# [About this task]
Which lines of the data contain the string "size"? Copy every one.

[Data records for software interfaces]
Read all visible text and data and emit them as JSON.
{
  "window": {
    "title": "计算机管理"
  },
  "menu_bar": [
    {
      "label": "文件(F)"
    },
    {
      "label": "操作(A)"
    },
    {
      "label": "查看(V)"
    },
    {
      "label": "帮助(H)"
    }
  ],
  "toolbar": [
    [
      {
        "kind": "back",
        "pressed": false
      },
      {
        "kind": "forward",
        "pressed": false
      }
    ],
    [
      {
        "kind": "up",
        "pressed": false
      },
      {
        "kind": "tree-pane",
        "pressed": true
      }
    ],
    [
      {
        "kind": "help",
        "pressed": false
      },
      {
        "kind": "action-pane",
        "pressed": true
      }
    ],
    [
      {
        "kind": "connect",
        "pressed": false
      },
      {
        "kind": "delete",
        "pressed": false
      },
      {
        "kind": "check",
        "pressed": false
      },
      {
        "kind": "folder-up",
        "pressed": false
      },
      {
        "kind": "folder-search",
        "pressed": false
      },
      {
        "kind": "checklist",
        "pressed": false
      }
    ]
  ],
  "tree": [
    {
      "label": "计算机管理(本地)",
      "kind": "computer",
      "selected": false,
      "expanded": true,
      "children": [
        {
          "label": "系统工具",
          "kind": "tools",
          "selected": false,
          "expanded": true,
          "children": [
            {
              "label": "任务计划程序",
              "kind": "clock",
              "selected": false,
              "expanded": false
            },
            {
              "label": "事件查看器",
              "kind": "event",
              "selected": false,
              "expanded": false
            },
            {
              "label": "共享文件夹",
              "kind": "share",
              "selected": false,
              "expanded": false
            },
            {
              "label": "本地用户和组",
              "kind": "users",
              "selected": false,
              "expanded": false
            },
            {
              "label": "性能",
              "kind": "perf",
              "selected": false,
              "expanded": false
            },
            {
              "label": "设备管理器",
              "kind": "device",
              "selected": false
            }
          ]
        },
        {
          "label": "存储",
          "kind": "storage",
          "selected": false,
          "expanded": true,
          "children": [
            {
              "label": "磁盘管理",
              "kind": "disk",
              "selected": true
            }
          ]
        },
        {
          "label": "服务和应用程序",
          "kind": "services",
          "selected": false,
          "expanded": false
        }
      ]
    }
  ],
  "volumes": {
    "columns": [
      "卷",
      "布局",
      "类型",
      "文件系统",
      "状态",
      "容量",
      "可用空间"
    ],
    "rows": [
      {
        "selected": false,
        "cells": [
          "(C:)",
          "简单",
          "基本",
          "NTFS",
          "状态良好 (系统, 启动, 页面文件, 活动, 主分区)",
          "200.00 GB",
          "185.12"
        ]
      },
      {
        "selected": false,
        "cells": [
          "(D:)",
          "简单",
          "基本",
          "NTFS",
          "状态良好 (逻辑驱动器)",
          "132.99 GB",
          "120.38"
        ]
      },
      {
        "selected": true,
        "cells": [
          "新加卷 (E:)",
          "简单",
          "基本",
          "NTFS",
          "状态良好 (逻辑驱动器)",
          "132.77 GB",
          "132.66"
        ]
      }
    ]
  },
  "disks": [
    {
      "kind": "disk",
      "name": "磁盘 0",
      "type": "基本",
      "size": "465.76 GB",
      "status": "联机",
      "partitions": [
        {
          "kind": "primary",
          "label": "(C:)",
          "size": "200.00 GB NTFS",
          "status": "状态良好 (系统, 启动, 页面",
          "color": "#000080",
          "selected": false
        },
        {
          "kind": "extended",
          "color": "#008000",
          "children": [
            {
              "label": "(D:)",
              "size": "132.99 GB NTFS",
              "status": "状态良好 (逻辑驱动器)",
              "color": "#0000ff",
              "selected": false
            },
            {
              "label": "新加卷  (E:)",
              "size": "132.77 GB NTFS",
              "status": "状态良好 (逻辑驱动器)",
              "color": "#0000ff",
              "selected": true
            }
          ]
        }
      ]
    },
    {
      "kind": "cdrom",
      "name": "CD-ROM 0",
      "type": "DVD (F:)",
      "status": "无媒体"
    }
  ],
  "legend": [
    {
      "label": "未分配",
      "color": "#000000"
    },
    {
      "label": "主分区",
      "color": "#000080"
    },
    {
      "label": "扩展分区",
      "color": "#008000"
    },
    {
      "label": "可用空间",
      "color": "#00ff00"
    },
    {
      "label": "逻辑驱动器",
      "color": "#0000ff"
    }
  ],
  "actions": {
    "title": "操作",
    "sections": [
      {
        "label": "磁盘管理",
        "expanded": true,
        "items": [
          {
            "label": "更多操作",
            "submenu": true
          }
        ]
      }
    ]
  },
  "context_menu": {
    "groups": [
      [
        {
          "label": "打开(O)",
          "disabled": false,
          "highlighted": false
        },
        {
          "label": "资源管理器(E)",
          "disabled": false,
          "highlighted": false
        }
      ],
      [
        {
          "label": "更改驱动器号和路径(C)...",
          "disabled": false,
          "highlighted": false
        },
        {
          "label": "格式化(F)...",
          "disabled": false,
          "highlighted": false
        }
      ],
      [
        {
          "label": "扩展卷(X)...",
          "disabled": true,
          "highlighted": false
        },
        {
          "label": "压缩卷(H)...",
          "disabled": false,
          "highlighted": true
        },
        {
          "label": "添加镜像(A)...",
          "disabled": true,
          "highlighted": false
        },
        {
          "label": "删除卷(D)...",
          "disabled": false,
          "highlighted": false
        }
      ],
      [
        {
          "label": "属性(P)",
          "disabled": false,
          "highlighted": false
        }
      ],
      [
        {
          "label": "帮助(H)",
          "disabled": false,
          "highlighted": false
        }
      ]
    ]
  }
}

# [Expected answer]
      "size": "465.76 GB",
          "size": "200.00 GB NTFS",
              "size": "132.99 GB NTFS",
              "size": "132.77 GB NTFS",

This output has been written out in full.